= YOUR INSTRUCTIONS =
In the data that follows, find each line containing "Under" and copy it.

# # # # #

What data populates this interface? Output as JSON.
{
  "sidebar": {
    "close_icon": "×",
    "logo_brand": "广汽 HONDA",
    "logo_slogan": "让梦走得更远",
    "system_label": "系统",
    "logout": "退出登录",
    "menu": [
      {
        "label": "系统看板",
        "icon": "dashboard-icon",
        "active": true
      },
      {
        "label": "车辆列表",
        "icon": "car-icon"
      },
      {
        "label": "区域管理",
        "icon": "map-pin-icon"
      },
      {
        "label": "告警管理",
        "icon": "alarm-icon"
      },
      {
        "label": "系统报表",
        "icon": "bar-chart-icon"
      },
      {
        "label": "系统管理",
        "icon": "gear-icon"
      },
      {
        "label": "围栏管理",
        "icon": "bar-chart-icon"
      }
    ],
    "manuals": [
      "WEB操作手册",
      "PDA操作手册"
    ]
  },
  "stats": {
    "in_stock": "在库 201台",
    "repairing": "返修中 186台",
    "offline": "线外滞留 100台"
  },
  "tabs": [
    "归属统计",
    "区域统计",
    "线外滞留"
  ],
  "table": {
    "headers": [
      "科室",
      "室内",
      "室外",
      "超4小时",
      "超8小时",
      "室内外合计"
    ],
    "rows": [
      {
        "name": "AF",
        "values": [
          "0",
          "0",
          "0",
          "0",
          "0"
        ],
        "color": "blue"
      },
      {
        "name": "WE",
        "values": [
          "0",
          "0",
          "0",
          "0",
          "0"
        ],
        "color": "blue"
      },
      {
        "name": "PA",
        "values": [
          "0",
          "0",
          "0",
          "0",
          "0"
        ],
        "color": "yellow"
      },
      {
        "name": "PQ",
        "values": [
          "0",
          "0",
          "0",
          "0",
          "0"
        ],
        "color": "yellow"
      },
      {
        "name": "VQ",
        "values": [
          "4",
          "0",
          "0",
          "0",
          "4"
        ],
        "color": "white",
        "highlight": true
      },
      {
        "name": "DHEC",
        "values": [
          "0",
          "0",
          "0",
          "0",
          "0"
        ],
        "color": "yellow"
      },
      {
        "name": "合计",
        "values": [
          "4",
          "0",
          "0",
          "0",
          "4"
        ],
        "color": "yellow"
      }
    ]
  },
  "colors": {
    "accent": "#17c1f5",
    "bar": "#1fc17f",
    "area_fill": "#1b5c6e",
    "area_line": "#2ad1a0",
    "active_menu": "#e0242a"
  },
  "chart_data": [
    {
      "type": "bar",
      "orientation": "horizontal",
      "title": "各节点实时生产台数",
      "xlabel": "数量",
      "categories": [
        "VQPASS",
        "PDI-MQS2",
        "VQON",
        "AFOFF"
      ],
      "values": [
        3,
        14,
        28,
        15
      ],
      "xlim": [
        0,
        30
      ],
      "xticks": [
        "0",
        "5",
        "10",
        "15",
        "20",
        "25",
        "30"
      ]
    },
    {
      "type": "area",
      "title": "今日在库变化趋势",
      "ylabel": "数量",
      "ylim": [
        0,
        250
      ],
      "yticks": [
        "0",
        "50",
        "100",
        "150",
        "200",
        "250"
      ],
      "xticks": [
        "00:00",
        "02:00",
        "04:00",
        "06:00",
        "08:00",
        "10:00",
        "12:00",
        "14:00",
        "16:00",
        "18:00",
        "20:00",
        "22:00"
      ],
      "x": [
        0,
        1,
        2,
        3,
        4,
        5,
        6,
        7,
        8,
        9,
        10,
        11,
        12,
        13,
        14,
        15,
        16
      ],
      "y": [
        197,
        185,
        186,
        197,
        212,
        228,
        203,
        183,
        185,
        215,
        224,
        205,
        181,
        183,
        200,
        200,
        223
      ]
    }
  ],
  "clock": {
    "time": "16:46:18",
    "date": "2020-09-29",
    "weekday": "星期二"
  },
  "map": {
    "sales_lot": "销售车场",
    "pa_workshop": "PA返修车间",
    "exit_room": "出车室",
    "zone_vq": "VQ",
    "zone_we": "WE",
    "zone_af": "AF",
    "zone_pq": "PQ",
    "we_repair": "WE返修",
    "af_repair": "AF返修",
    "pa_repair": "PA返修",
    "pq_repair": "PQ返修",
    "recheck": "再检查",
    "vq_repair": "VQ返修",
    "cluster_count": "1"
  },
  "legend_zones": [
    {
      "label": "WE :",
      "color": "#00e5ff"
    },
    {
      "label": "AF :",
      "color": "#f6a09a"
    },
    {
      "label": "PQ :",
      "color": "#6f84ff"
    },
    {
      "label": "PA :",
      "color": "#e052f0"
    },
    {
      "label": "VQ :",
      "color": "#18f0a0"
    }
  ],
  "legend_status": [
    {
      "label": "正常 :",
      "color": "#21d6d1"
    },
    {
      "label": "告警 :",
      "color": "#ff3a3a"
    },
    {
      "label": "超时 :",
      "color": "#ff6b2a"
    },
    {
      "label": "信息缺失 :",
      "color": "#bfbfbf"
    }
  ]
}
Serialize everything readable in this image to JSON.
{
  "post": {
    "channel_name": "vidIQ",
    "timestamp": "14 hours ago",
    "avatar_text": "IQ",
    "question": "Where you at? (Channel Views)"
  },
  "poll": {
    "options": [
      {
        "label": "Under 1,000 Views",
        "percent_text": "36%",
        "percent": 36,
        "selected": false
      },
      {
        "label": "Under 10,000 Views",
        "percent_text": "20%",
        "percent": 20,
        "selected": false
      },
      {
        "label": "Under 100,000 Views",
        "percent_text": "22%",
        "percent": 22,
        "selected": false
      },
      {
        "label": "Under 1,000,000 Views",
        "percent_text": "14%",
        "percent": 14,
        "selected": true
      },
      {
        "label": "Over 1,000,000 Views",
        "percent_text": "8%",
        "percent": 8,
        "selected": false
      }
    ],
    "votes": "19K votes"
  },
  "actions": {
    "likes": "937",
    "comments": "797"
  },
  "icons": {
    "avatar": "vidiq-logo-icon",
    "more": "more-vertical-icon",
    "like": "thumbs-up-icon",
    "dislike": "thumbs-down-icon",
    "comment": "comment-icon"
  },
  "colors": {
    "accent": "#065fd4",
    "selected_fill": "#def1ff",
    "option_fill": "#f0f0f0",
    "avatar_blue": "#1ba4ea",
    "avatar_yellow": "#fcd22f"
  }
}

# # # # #

= YOUR SOLUTION =
        "label": "Under 1,000 Views",
        "label": "Under 10,000 Views",
        "label": "Under 100,000 Views",
        "label": "Under 1,000,000 Views",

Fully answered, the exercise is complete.